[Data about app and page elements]
+++++

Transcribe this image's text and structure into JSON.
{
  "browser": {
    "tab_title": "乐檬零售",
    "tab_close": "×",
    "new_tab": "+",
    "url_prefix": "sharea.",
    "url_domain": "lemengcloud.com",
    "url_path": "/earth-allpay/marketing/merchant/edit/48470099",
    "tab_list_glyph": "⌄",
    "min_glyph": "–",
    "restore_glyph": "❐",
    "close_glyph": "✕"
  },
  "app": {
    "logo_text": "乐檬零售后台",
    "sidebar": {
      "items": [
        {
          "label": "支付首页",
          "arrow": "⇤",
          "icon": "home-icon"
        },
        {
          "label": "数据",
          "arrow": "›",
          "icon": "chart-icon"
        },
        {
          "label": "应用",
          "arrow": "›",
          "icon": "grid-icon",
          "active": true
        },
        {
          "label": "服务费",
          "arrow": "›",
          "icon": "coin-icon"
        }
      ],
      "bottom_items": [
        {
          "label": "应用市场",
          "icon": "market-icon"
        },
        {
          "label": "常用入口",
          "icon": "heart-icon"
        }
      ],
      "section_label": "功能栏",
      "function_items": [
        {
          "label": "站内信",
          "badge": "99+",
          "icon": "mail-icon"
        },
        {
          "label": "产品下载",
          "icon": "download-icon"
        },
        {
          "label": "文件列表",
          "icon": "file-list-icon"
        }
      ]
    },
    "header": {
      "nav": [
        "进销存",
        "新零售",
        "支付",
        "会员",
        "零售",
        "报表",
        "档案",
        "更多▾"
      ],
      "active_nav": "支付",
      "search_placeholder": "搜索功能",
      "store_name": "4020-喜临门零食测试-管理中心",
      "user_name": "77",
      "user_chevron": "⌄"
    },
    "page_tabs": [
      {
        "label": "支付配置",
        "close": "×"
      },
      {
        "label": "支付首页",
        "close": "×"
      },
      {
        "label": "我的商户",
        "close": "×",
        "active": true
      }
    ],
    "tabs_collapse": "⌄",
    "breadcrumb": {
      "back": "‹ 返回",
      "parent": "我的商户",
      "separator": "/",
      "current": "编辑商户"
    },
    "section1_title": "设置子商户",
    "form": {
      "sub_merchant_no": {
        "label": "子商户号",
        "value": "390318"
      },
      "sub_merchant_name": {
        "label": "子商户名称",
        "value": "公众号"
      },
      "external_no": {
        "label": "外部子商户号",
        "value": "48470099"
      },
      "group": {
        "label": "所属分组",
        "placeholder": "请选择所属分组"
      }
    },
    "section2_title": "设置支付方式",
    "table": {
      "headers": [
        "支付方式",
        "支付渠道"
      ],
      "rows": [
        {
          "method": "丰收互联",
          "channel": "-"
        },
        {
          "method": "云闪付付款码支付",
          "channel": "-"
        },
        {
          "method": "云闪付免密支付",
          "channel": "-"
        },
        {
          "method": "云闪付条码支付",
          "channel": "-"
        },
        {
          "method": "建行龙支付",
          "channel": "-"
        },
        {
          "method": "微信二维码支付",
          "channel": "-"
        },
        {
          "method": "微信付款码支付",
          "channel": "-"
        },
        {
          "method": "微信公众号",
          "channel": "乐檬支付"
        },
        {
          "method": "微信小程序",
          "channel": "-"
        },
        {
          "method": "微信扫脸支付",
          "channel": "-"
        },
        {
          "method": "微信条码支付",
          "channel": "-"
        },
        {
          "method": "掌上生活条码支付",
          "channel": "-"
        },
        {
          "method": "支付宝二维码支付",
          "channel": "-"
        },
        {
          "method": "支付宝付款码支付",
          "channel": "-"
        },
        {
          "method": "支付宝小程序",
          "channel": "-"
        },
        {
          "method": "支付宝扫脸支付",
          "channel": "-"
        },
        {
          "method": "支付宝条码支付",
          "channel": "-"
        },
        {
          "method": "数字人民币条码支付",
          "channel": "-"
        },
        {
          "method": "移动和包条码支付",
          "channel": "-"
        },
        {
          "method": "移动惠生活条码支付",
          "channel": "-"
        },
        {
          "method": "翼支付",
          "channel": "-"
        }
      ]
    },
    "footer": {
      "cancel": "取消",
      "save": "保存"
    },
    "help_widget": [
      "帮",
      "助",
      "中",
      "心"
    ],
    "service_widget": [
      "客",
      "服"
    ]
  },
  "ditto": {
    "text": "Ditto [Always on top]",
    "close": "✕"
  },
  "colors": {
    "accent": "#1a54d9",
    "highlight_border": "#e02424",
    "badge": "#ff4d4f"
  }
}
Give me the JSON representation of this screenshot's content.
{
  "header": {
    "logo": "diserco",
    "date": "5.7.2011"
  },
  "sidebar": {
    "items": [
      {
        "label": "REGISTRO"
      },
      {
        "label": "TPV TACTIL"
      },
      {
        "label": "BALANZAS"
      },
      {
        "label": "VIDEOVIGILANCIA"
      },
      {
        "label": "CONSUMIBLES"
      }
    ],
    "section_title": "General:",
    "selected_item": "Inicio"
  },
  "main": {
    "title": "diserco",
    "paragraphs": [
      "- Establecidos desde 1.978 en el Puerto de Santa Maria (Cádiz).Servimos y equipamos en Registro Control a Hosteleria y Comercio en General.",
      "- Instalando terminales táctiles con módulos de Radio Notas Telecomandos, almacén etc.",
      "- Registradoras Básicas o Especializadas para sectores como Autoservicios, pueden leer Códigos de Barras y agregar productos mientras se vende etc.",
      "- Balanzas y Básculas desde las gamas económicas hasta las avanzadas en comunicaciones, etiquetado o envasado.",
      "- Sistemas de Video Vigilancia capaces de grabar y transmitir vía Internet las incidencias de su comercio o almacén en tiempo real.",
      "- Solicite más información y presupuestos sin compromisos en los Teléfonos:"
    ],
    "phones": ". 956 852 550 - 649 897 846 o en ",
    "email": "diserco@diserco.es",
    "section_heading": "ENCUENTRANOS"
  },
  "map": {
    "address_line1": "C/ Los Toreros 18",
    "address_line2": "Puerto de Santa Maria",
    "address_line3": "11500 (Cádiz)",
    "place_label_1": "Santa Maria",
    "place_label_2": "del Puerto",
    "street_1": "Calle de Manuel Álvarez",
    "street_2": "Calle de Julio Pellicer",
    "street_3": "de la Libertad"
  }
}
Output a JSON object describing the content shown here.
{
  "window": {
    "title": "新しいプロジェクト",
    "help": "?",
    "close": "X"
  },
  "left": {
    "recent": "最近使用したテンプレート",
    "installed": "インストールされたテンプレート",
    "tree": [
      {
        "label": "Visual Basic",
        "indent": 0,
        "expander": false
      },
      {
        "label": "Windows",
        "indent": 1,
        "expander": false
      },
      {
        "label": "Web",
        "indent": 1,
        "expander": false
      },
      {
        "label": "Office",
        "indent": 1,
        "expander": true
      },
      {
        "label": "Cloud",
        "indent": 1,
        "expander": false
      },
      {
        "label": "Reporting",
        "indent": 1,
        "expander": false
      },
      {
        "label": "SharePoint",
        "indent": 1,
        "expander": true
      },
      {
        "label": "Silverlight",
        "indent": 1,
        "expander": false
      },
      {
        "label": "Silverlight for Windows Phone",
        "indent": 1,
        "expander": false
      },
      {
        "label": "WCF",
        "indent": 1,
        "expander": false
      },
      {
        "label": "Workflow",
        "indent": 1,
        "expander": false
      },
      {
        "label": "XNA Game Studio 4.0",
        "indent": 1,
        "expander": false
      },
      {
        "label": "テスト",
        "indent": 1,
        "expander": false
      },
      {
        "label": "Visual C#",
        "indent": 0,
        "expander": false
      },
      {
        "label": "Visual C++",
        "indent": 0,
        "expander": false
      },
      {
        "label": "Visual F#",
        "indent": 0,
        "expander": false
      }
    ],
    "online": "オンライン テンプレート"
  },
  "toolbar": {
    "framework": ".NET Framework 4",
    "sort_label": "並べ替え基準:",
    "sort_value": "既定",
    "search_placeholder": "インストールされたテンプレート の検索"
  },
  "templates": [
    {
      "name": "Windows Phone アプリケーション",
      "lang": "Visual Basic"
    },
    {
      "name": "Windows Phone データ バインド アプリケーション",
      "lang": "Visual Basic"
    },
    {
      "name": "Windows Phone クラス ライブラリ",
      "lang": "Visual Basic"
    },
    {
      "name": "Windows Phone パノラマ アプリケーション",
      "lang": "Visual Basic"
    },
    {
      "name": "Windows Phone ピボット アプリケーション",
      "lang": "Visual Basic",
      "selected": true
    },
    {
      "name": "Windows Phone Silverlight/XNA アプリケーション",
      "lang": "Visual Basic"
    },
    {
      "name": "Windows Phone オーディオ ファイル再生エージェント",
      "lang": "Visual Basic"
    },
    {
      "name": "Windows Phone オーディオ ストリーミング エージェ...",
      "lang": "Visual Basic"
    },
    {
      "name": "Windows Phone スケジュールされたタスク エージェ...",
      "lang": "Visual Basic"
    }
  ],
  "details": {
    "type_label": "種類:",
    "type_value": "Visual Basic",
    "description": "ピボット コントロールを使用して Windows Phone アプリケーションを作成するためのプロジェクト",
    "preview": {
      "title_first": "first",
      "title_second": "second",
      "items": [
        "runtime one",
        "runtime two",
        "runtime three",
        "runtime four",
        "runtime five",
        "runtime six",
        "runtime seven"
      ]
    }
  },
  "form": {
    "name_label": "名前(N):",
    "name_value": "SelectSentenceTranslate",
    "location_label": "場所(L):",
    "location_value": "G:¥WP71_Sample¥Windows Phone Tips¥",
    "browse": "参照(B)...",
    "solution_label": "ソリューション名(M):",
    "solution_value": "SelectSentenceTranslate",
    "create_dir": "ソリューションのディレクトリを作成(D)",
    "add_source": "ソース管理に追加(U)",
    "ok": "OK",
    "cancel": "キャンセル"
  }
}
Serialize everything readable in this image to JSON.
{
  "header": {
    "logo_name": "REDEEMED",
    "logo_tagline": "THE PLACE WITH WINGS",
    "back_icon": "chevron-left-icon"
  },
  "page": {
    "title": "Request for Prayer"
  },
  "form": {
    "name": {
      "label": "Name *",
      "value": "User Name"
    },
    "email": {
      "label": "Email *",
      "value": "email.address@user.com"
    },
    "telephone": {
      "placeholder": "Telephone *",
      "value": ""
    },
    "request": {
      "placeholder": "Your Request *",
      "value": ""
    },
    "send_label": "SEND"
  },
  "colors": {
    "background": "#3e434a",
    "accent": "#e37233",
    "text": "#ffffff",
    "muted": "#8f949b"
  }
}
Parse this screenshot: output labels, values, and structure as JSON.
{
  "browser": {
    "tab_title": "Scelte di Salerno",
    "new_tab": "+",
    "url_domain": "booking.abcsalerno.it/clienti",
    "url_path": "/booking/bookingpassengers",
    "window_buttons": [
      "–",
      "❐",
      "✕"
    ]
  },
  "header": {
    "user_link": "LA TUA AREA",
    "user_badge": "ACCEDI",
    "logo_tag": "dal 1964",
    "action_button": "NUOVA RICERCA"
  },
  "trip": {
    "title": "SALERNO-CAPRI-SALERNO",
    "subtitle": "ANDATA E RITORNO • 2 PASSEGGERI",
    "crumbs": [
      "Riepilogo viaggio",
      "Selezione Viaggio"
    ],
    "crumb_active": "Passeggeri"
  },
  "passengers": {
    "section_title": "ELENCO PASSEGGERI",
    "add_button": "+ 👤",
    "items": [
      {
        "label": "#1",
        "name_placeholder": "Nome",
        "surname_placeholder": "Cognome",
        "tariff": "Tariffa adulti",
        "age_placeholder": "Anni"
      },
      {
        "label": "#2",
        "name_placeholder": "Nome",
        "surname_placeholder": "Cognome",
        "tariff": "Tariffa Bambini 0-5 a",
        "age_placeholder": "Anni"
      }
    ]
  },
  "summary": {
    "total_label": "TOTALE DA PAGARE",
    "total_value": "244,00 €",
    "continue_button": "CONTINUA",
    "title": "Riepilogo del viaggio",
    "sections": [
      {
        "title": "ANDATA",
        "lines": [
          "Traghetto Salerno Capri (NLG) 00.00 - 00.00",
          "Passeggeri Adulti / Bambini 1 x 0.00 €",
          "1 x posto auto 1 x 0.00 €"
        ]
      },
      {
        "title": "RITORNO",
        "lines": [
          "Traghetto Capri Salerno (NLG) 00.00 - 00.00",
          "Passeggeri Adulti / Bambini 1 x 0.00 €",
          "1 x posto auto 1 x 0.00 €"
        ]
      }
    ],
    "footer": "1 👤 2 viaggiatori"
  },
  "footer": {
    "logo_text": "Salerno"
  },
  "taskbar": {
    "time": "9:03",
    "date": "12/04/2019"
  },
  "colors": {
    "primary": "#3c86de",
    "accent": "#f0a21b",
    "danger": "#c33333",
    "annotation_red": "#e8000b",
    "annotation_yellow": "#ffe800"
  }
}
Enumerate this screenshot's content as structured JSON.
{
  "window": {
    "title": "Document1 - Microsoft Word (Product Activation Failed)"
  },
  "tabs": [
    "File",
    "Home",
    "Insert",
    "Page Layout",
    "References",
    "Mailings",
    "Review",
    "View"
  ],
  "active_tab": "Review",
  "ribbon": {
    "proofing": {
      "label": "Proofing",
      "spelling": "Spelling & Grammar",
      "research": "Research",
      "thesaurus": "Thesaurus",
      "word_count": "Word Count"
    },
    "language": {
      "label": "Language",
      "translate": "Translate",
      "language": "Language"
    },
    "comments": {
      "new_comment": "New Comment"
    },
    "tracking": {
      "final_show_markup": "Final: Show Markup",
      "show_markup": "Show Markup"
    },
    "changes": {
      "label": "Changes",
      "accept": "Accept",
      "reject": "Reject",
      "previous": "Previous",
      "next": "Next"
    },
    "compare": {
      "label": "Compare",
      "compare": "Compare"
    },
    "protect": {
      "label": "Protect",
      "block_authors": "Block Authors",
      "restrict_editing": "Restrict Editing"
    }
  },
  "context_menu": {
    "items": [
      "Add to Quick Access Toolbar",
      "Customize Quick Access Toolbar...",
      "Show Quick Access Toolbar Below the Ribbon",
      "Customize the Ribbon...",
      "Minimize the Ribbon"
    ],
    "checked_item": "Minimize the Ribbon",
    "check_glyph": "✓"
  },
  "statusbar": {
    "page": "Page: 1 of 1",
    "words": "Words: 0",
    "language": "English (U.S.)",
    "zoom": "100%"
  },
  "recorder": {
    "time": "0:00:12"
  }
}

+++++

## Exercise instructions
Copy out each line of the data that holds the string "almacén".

## Written response
      "- Instalando terminales táctiles con módulos de Radio Notas Telecomandos, almacén etc.",
      "- Sistemas de Video Vigilancia capaces de grabar y transmitir vía Internet las incidencias de su comercio o almacén en tiempo real.",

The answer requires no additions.